┌─ MATERIAL TO PROCESS
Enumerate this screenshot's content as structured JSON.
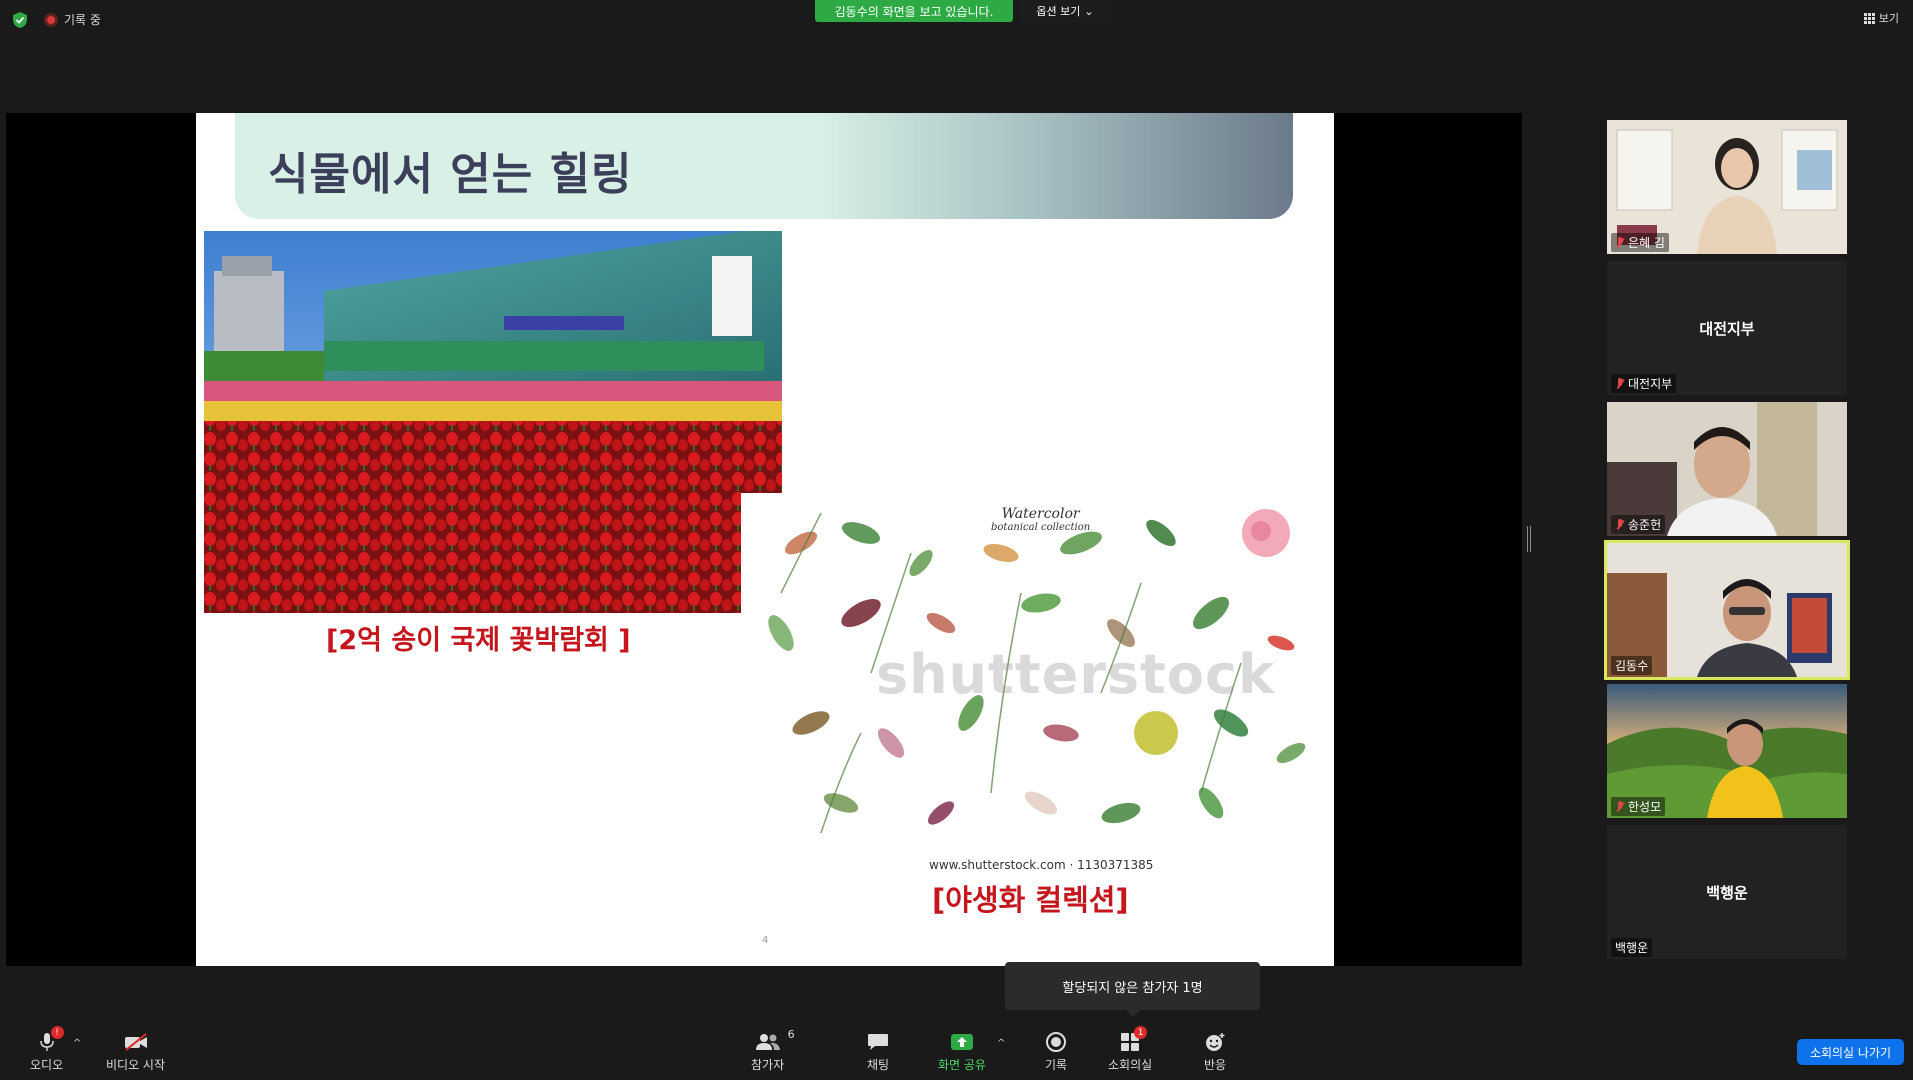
{
  "topbar": {
    "recording_label": "기록 중",
    "share_banner": "김동수의 화면을 보고 있습니다.",
    "view_options": "옵션 보기",
    "view_label": "보기"
  },
  "slide": {
    "title": "식물에서 얻는 힐링",
    "caption_left": "[2억 송이 국제 꽃박람회 ]",
    "botanical_title_1": "Watercolor",
    "botanical_title_2": "botanical collection",
    "watermark": "shutterstock",
    "source_url": "www.shutterstock.com · 1130371385",
    "caption_right": "[야생화 컬렉션]",
    "page_number": "4"
  },
  "participants": [
    {
      "name": "은혜 김",
      "muted": true,
      "video": true
    },
    {
      "name": "대전지부",
      "display": "대전지부",
      "muted": true,
      "video": false
    },
    {
      "name": "송준헌",
      "muted": true,
      "video": true
    },
    {
      "name": "김동수",
      "muted": false,
      "video": true,
      "active": true
    },
    {
      "name": "한성모",
      "muted": true,
      "video": true
    },
    {
      "name": "백행운",
      "display": "백행운",
      "muted": false,
      "video": false
    }
  ],
  "tooltip": "할당되지 않은 참가자 1명",
  "toolbar": {
    "audio": {
      "label": "오디오",
      "badge": "!"
    },
    "video": {
      "label": "비디오 시작"
    },
    "participants": {
      "label": "참가자",
      "count": "6"
    },
    "chat": {
      "label": "채팅"
    },
    "share": {
      "label": "화면 공유"
    },
    "record": {
      "label": "기록"
    },
    "breakout": {
      "label": "소회의실",
      "badge": "1"
    },
    "reactions": {
      "label": "반응"
    },
    "leave": {
      "label": "소회의실 나가기"
    }
  },
  "colors": {
    "share_green": "#2eaa45",
    "leave_blue": "#0e72ed",
    "active_speaker": "#d7e85c",
    "caption_red": "#c4161c",
    "slide_title": "#3b3f5a"
  }
}
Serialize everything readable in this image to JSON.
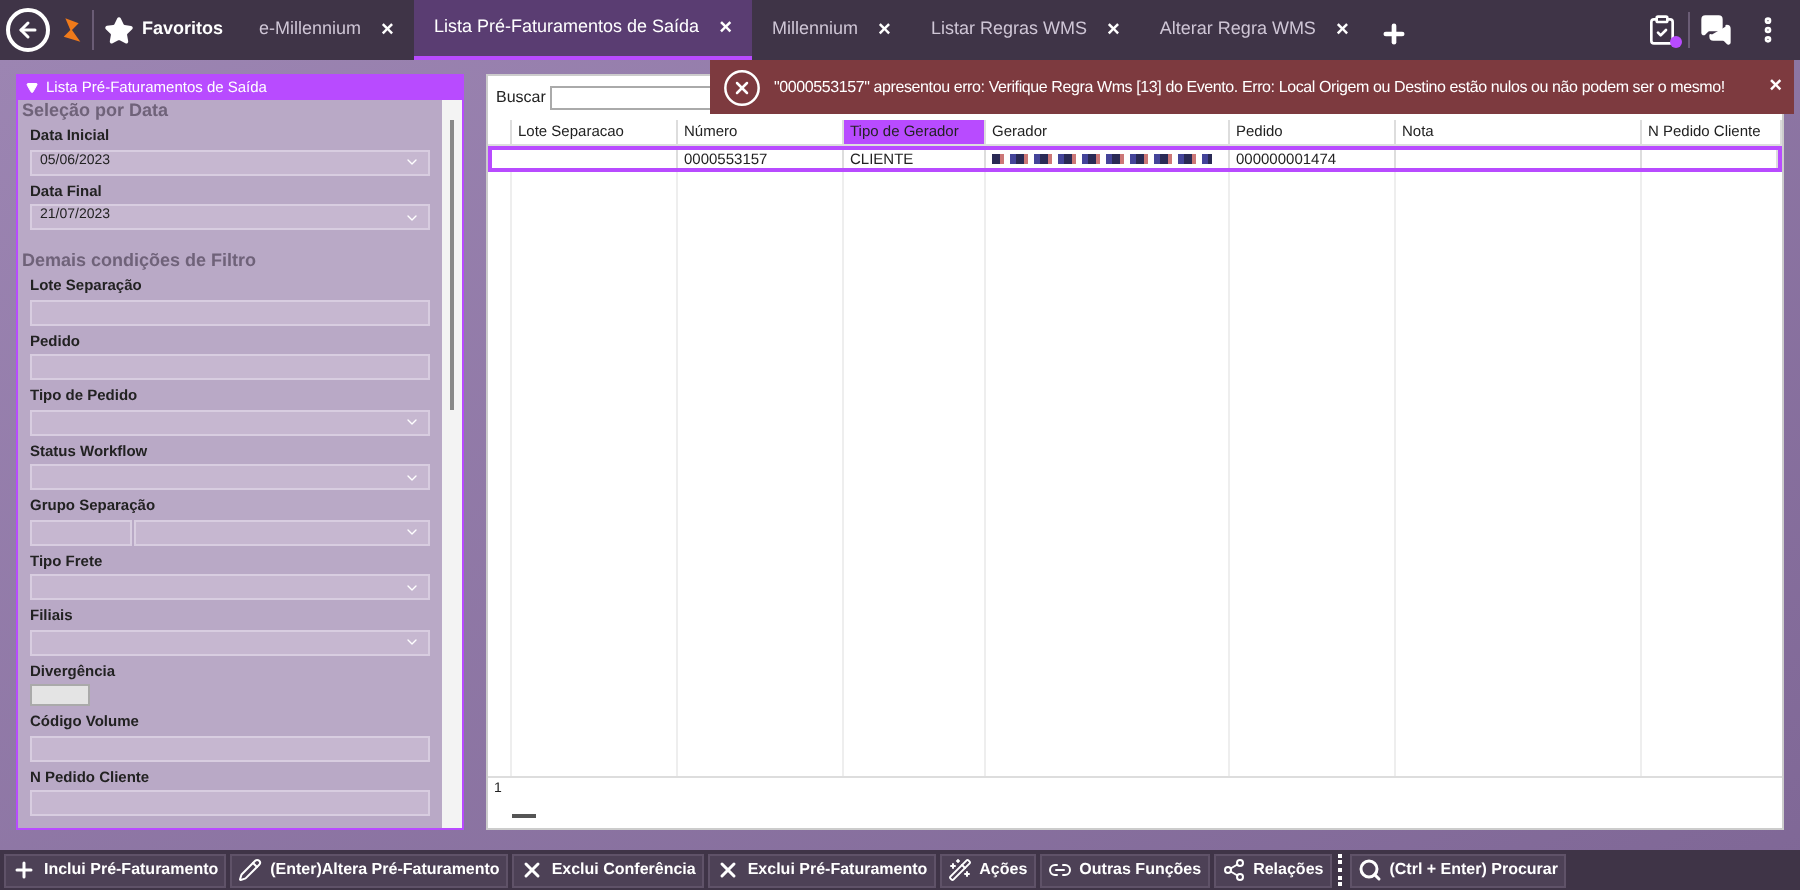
{
  "topbar": {
    "favorites": "Favoritos",
    "tabs": [
      {
        "label": "e-Millennium",
        "selected": false
      },
      {
        "label": "Lista Pré-Faturamentos de Saída",
        "selected": true
      },
      {
        "label": "Millennium",
        "selected": false
      },
      {
        "label": "Listar Regras WMS",
        "selected": false
      },
      {
        "label": "Alterar Regra WMS",
        "selected": false
      }
    ],
    "close_glyph": "×"
  },
  "filter_panel": {
    "title": "Lista Pré-Faturamentos de Saída",
    "sections": [
      {
        "title": "Seleção por Data",
        "fields": [
          {
            "label": "Data Inicial",
            "kind": "select",
            "value": "05/06/2023"
          },
          {
            "label": "Data Final",
            "kind": "select",
            "value": "21/07/2023"
          }
        ]
      },
      {
        "title": "Demais condições de Filtro",
        "fields": [
          {
            "label": "Lote Separação",
            "kind": "text"
          },
          {
            "label": "Pedido",
            "kind": "text"
          },
          {
            "label": "Tipo de Pedido",
            "kind": "select"
          },
          {
            "label": "Status Workflow",
            "kind": "select"
          },
          {
            "label": "Grupo Separação",
            "kind": "split"
          },
          {
            "label": "Tipo Frete",
            "kind": "select"
          },
          {
            "label": "Filiais",
            "kind": "select"
          },
          {
            "label": "Divergência",
            "kind": "checkbox",
            "checked": false
          },
          {
            "label": "Código Volume",
            "kind": "text"
          },
          {
            "label": "N Pedido Cliente",
            "kind": "text"
          }
        ]
      }
    ]
  },
  "grid": {
    "search_label": "Buscar",
    "columns": [
      {
        "label": "Lote Separacao",
        "selected": false
      },
      {
        "label": "Número",
        "selected": false
      },
      {
        "label": "Tipo de Gerador",
        "selected": true
      },
      {
        "label": "Gerador",
        "selected": false
      },
      {
        "label": "Pedido",
        "selected": false
      },
      {
        "label": "Nota",
        "selected": false
      },
      {
        "label": "N Pedido Cliente",
        "selected": false
      }
    ],
    "rows": [
      {
        "selected": true,
        "cells": [
          "",
          "0000553157",
          "CLIENTE",
          "",
          "000000001474",
          "",
          ""
        ]
      }
    ],
    "footer_count": "1"
  },
  "error_toast": {
    "message": "\"0000553157\" apresentou erro: Verifique Regra Wms [13] do Evento. Erro: Local Origem ou Destino estão nulos ou não podem ser o mesmo!",
    "close_glyph": "×"
  },
  "toolbar": [
    {
      "label": "Inclui Pré-Faturamento",
      "kind": "plus"
    },
    {
      "label": "(Enter)Altera Pré-Faturamento",
      "kind": "pencil"
    },
    {
      "label": "Exclui Conferência",
      "kind": "x"
    },
    {
      "label": "Exclui Pré-Faturamento",
      "kind": "x"
    },
    {
      "label": "Ações",
      "kind": "wand"
    },
    {
      "label": "Outras Funções",
      "kind": "link"
    },
    {
      "label": "Relações",
      "kind": "nodes"
    },
    {
      "label": "(Ctrl + Enter) Procurar",
      "kind": "search"
    }
  ]
}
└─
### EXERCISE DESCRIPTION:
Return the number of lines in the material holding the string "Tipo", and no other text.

### RESPONSE:
3